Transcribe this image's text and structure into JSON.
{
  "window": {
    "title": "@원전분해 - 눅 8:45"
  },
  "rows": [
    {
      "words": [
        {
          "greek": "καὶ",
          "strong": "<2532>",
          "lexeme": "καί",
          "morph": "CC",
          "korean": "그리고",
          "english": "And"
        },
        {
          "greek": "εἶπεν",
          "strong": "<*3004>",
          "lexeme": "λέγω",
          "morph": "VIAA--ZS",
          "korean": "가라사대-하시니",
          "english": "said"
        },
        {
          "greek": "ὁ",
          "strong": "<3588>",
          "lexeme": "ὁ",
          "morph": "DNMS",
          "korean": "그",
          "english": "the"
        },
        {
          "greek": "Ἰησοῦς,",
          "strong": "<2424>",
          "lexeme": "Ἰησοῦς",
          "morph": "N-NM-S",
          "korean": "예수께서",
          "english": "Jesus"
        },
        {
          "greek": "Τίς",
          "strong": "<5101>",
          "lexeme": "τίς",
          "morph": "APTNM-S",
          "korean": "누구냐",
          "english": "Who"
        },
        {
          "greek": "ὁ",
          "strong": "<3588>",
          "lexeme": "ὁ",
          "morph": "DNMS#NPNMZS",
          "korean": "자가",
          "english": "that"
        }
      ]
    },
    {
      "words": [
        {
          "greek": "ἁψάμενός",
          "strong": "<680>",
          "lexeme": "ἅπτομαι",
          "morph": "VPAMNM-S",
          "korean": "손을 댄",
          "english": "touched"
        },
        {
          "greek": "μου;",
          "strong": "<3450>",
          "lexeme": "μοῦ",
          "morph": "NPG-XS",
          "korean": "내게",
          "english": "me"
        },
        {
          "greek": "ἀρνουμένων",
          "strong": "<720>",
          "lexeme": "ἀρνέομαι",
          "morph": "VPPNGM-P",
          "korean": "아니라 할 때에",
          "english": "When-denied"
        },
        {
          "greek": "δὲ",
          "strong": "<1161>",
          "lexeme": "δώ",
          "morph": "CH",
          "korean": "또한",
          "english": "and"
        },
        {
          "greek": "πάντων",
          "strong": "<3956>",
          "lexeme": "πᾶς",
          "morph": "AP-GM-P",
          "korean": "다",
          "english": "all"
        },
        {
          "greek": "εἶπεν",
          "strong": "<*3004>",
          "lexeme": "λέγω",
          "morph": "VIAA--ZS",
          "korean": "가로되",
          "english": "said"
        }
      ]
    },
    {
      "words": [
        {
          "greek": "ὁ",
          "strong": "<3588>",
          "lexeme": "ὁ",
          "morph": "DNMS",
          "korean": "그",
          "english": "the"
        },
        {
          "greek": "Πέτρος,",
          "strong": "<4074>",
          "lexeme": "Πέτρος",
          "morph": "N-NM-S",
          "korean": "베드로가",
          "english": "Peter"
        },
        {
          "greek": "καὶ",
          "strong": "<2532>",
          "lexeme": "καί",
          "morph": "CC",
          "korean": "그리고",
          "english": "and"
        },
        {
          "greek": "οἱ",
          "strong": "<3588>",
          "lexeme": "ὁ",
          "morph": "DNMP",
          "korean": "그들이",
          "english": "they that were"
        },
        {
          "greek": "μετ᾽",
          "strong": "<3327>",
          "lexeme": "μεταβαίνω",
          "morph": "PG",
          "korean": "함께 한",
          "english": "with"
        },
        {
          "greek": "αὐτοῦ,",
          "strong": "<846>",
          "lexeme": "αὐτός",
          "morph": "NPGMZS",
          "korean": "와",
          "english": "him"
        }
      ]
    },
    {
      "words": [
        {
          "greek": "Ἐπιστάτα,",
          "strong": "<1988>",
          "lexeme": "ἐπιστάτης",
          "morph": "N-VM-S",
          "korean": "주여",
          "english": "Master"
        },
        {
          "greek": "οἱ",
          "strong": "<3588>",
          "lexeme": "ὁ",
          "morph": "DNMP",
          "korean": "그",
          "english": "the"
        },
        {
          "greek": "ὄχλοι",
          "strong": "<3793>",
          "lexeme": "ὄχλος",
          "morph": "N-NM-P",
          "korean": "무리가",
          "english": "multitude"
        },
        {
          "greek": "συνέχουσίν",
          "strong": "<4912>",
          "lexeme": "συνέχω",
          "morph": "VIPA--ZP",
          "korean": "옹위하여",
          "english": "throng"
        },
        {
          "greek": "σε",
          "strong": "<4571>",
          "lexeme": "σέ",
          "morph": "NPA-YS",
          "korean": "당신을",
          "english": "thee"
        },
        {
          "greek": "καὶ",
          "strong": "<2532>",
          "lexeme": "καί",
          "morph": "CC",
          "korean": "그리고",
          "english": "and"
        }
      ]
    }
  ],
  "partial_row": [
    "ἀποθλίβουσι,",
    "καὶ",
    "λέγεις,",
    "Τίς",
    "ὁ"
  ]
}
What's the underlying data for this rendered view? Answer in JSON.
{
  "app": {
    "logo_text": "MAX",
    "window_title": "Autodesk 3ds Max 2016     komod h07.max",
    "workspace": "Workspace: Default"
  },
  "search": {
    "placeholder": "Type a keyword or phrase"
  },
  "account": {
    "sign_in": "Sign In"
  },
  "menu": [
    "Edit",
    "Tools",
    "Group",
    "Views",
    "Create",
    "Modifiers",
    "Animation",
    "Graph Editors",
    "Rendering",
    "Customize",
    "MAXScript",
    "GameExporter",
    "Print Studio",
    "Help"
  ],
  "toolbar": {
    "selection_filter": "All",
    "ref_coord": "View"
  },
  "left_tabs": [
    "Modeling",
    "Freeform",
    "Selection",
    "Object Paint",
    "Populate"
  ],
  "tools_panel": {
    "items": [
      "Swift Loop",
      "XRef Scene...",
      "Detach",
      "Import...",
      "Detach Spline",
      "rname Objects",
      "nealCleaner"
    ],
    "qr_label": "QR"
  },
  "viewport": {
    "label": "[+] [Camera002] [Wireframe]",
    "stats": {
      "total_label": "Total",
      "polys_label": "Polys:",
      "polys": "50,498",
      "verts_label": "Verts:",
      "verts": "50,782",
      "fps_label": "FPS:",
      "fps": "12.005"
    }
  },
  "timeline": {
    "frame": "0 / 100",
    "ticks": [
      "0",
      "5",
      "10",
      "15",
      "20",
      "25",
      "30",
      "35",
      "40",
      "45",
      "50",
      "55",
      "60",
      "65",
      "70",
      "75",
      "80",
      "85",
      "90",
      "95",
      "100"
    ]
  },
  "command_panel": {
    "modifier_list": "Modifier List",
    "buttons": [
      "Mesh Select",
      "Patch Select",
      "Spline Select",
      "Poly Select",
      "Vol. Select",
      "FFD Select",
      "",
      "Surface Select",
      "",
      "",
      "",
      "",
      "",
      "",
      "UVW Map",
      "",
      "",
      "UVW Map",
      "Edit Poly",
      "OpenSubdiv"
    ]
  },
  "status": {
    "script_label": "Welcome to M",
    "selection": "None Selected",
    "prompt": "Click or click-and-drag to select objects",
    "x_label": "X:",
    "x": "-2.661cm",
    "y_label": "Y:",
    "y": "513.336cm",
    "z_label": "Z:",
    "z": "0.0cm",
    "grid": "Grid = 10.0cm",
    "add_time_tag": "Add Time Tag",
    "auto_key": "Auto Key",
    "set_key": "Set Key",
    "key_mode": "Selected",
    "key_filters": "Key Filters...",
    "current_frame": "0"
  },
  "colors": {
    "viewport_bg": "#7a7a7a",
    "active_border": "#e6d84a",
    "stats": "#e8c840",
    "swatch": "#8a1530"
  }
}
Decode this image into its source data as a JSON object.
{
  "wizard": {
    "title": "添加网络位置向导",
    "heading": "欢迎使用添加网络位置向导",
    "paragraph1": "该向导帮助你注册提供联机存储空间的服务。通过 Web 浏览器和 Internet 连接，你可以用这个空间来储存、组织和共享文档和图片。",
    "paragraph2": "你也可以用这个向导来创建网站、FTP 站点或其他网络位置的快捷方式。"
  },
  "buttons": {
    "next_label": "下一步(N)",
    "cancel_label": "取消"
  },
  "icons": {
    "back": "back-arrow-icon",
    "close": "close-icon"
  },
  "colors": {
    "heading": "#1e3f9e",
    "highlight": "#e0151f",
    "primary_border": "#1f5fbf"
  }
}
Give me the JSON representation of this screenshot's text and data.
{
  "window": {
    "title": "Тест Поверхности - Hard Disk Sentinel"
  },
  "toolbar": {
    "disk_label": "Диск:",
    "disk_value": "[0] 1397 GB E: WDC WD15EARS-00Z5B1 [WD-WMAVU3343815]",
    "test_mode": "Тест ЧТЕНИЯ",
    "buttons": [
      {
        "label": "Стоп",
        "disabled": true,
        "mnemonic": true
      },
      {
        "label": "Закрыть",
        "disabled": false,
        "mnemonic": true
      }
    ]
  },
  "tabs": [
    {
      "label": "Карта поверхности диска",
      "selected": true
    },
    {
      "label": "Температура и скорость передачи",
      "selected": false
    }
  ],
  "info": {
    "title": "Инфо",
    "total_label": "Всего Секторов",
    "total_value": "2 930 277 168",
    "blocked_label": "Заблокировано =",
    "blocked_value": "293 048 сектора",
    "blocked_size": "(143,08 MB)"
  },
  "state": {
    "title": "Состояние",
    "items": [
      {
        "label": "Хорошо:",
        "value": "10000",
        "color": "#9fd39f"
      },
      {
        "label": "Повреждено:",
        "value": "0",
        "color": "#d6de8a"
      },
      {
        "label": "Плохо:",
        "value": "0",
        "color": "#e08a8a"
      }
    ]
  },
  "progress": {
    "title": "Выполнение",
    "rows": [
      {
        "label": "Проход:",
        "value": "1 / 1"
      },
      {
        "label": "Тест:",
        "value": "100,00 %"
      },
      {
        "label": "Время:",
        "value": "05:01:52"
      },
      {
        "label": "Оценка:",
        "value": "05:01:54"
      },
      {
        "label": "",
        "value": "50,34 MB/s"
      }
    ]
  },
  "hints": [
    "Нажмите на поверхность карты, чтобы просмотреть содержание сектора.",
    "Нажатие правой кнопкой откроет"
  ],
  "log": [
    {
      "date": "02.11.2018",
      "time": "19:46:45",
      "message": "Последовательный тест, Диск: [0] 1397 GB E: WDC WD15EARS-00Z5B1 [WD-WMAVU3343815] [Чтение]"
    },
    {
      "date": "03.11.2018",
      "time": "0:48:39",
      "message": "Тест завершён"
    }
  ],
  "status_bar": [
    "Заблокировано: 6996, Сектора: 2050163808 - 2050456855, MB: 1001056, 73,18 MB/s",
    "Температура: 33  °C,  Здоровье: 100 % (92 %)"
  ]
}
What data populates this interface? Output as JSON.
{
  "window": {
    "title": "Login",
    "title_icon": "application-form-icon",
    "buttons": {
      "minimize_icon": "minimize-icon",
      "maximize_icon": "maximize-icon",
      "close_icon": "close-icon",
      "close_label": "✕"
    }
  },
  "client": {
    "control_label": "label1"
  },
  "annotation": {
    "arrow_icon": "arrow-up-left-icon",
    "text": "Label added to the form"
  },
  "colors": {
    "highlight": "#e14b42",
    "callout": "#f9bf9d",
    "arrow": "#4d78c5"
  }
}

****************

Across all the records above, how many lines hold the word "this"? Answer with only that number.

**RESULT BELOW**:
5